(GIVEN DATA):
= Beginning of Section =

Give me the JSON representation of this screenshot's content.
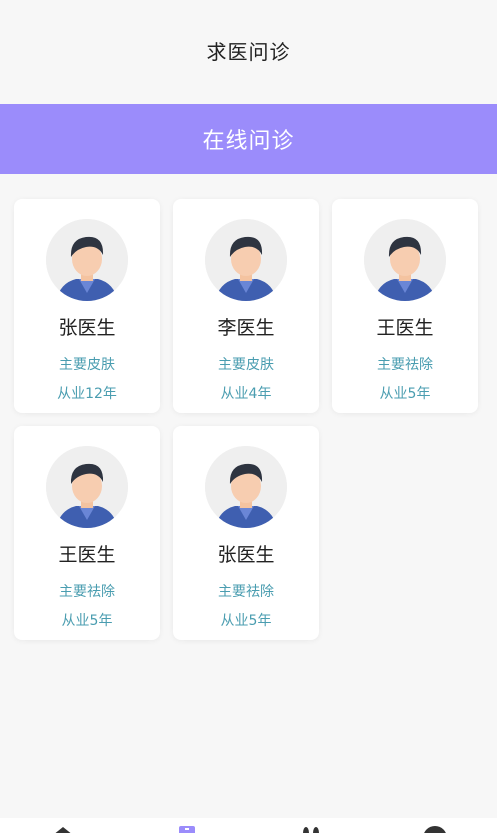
{
  "header": {
    "title": "求医问诊"
  },
  "banner": {
    "text": "在线问诊"
  },
  "doctors": [
    {
      "name": "张医生",
      "specialty": "主要皮肤",
      "experience": "从业12年"
    },
    {
      "name": "李医生",
      "specialty": "主要皮肤",
      "experience": "从业4年"
    },
    {
      "name": "王医生",
      "specialty": "主要祛除",
      "experience": "从业5年"
    },
    {
      "name": "王医生",
      "specialty": "主要祛除",
      "experience": "从业5年"
    },
    {
      "name": "张医生",
      "specialty": "主要祛除",
      "experience": "从业5年"
    }
  ],
  "colors": {
    "accent": "#9b8cfb",
    "info_text": "#4a9db0"
  },
  "tabbar": {
    "icons": [
      "home-icon",
      "consult-icon",
      "rabbit-icon",
      "profile-icon"
    ]
  }
}
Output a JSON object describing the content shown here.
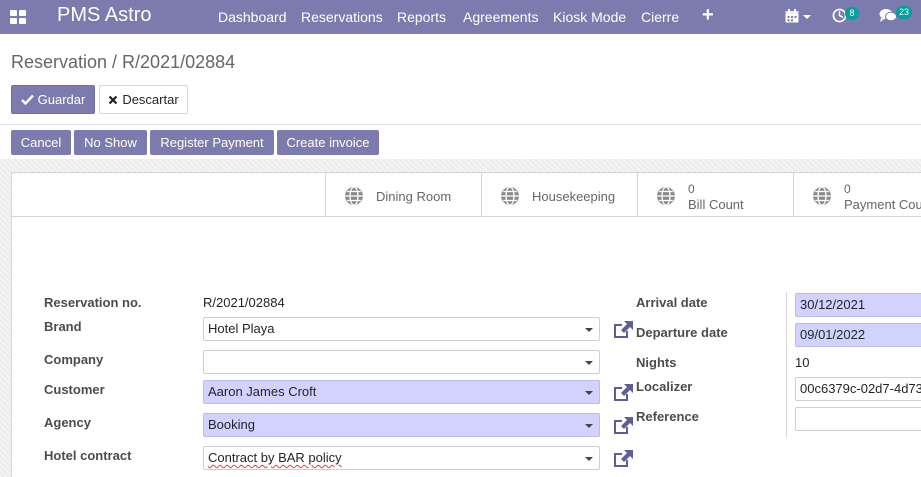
{
  "navbar": {
    "brand": "PMS Astro",
    "menu": [
      "Dashboard",
      "Reservations",
      "Reports",
      "Agreements",
      "Kiosk Mode",
      "Cierre"
    ],
    "plus_label": "+",
    "activity_count": "8",
    "messages_count": "23",
    "icons": [
      "apps-icon",
      "calendar-icon",
      "clock-icon",
      "chat-icon"
    ]
  },
  "breadcrumb": "Reservation / R/2021/02884",
  "actions": {
    "save": "Guardar",
    "discard": "Descartar"
  },
  "status_buttons": [
    "Cancel",
    "No Show",
    "Register Payment",
    "Create invoice"
  ],
  "smart_buttons": [
    {
      "label": "Dining Room"
    },
    {
      "label": "Housekeeping"
    },
    {
      "count": "0",
      "label": "Bill Count"
    },
    {
      "count": "0",
      "label": "Payment Cou"
    }
  ],
  "form": {
    "left": {
      "reservation_no": {
        "label": "Reservation no.",
        "value": "R/2021/02884"
      },
      "brand": {
        "label": "Brand",
        "value": "Hotel Playa"
      },
      "company": {
        "label": "Company",
        "value": ""
      },
      "customer": {
        "label": "Customer",
        "value": "Aaron James Croft"
      },
      "agency": {
        "label": "Agency",
        "value": "Booking"
      },
      "hotel_contract": {
        "label": "Hotel contract",
        "value": "Contract by BAR policy"
      }
    },
    "right": {
      "arrival": {
        "label": "Arrival date",
        "value": "30/12/2021"
      },
      "departure": {
        "label": "Departure date",
        "value": "09/01/2022"
      },
      "nights": {
        "label": "Nights",
        "value": "10"
      },
      "localizer": {
        "label": "Localizer",
        "value": "00c6379c-02d7-4d73"
      },
      "reference": {
        "label": "Reference",
        "value": ""
      }
    }
  },
  "colors": {
    "primary": "#7c7bad",
    "required_field": "#d2d2ff",
    "badge": "#00a09d"
  }
}
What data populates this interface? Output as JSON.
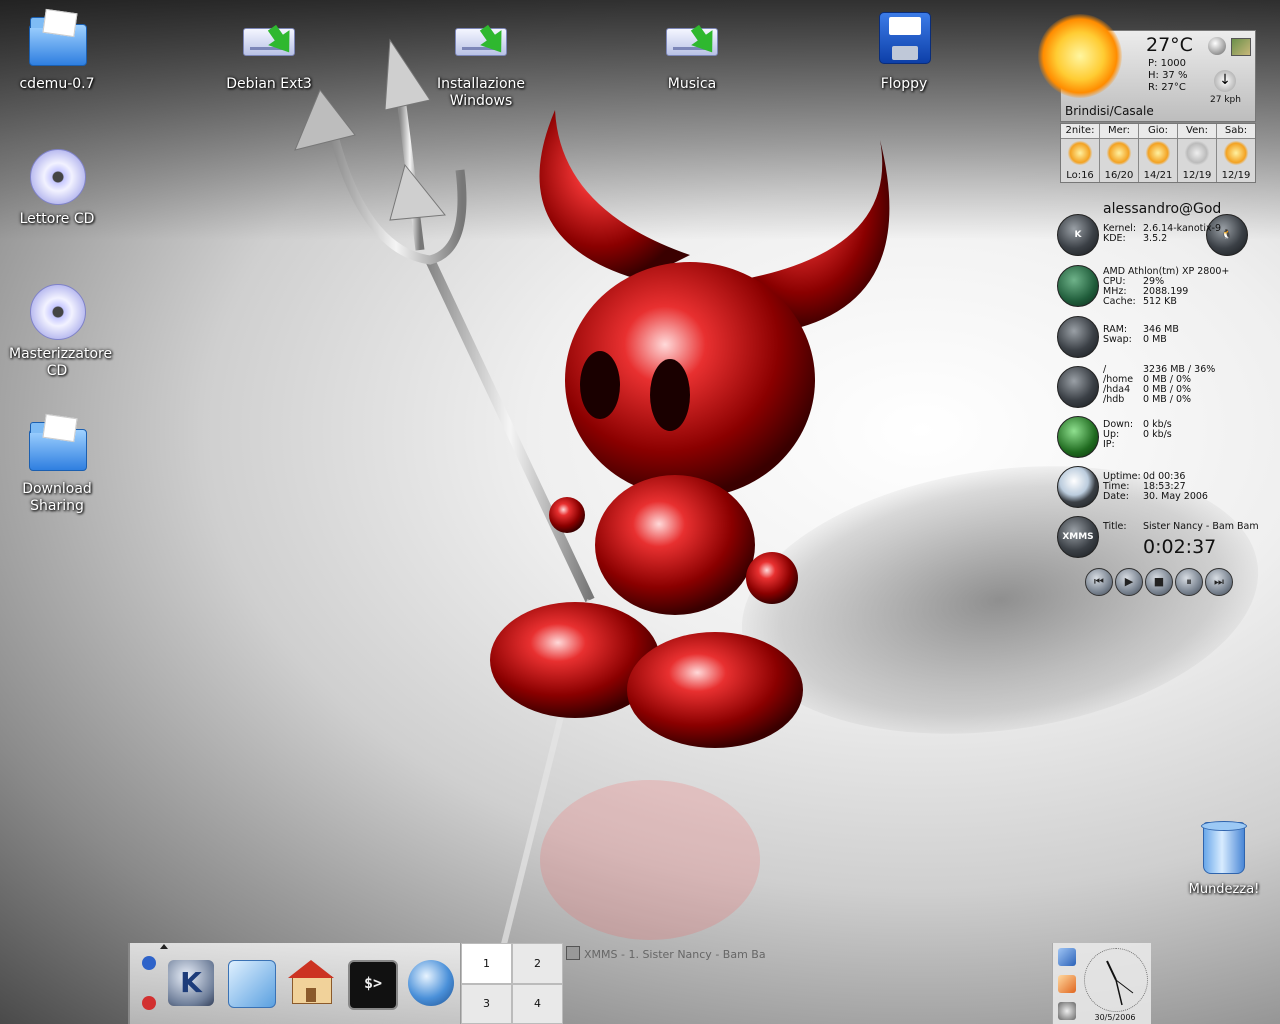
{
  "desktop": {
    "icons": [
      {
        "label": "cdemu-0.7"
      },
      {
        "label": "Debian Ext3"
      },
      {
        "label": "Installazione Windows"
      },
      {
        "label": "Musica"
      },
      {
        "label": "Floppy"
      },
      {
        "label": "Lettore CD"
      },
      {
        "label": "Masterizzatore CD"
      },
      {
        "label": "Download Sharing"
      }
    ],
    "trash_label": "Mundezza!"
  },
  "weather": {
    "temp": "27°C",
    "pressure": "P:  1000",
    "humidity": "H:  37 %",
    "real": "R:  27°C",
    "wind": "27 kph",
    "city": "Brindisi/Casale",
    "forecast": [
      {
        "day": "2nite:",
        "temps": "Lo:16"
      },
      {
        "day": "Mer:",
        "temps": "16/20"
      },
      {
        "day": "Gio:",
        "temps": "14/21"
      },
      {
        "day": "Ven:",
        "temps": "12/19"
      },
      {
        "day": "Sab:",
        "temps": "12/19"
      }
    ]
  },
  "system": {
    "user": "alessandro@God",
    "kernel_k": "Kernel:",
    "kernel_v": "2.6.14-kanotix-9",
    "kde_k": "KDE:",
    "kde_v": "3.5.2",
    "cpu_model": "AMD Athlon(tm) XP 2800+",
    "cpu_k": "CPU:",
    "cpu_v": "29%",
    "mhz_k": "MHz:",
    "mhz_v": "2088.199",
    "cache_k": "Cache:",
    "cache_v": "512 KB",
    "ram_k": "RAM:",
    "ram_v": "346 MB",
    "swap_k": "Swap:",
    "swap_v": "0 MB",
    "root_k": "/",
    "root_v": "3236 MB / 36%",
    "home_k": "/home",
    "home_v": "0 MB / 0%",
    "hda4_k": "/hda4",
    "hda4_v": "0 MB / 0%",
    "hdb_k": "/hdb",
    "hdb_v": "0 MB / 0%",
    "down_k": "Down:",
    "down_v": "0 kb/s",
    "up_k": "Up:",
    "up_v": "0 kb/s",
    "ip_k": "IP:",
    "uptime_k": "Uptime:",
    "uptime_v": "0d 00:36",
    "time_k": "Time:",
    "time_v": "18:53:27",
    "date_k": "Date:",
    "date_v": "30. May 2006",
    "xmms_label": "XMMS",
    "title_k": "Title:",
    "title_v": "Sister Nancy - Bam Bam",
    "elapsed": "0:02:37"
  },
  "taskbar": {
    "pager": [
      "1",
      "2",
      "3",
      "4"
    ],
    "task_title": "XMMS - 1. Sister Nancy - Bam Ba",
    "clock_date": "30/5/2006"
  },
  "colors": {
    "accent": "#cc1111",
    "panel": "#e9e9e9"
  }
}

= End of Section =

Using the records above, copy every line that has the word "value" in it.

        "value": "R/2021/02884"
        "value": "Hotel Playa"
        "value": ""
        "value": "Aaron James Croft"
        "value": "Booking"
        "value": "Contract by BAR policy"
        "value": "30/12/2021"
        "value": "09/01/2022"
        "value": "10"
        "value": "00c6379c-02d7-4d73"
        "value": ""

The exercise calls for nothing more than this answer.